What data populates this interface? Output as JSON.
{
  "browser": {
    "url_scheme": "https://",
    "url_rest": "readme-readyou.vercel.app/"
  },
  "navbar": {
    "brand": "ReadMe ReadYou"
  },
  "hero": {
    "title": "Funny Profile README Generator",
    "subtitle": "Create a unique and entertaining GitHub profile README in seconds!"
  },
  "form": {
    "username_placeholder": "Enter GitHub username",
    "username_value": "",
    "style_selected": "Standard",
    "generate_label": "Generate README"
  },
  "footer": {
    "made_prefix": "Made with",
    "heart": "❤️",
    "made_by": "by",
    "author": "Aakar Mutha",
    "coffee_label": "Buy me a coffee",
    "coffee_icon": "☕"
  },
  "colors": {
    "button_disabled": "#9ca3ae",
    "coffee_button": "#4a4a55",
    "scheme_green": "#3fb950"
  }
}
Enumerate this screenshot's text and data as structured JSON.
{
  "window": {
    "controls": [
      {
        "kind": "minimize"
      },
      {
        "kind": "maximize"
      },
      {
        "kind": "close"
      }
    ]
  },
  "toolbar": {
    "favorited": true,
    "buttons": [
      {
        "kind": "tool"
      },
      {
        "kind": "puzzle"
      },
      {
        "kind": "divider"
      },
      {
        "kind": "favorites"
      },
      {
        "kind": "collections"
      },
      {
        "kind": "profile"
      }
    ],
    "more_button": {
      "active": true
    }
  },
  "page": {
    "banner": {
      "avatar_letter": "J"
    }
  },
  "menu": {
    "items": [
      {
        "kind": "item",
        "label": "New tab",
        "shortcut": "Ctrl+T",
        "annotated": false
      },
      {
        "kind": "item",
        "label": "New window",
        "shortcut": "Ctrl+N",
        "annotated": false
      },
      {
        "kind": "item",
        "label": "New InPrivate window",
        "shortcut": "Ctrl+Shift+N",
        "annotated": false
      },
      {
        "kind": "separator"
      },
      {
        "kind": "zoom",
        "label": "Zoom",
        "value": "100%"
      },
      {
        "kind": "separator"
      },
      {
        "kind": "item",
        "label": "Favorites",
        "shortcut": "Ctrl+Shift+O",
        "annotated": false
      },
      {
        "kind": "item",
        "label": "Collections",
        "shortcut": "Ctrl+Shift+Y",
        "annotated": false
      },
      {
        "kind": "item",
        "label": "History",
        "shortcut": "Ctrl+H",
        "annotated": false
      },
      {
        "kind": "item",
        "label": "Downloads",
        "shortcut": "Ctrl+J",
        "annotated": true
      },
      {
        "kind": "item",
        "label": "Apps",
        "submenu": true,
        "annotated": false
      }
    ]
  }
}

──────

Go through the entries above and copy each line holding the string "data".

## Expected output
What data populates this interface? Output as JSON.
Enumerate this screenshot's text and data as structured JSON.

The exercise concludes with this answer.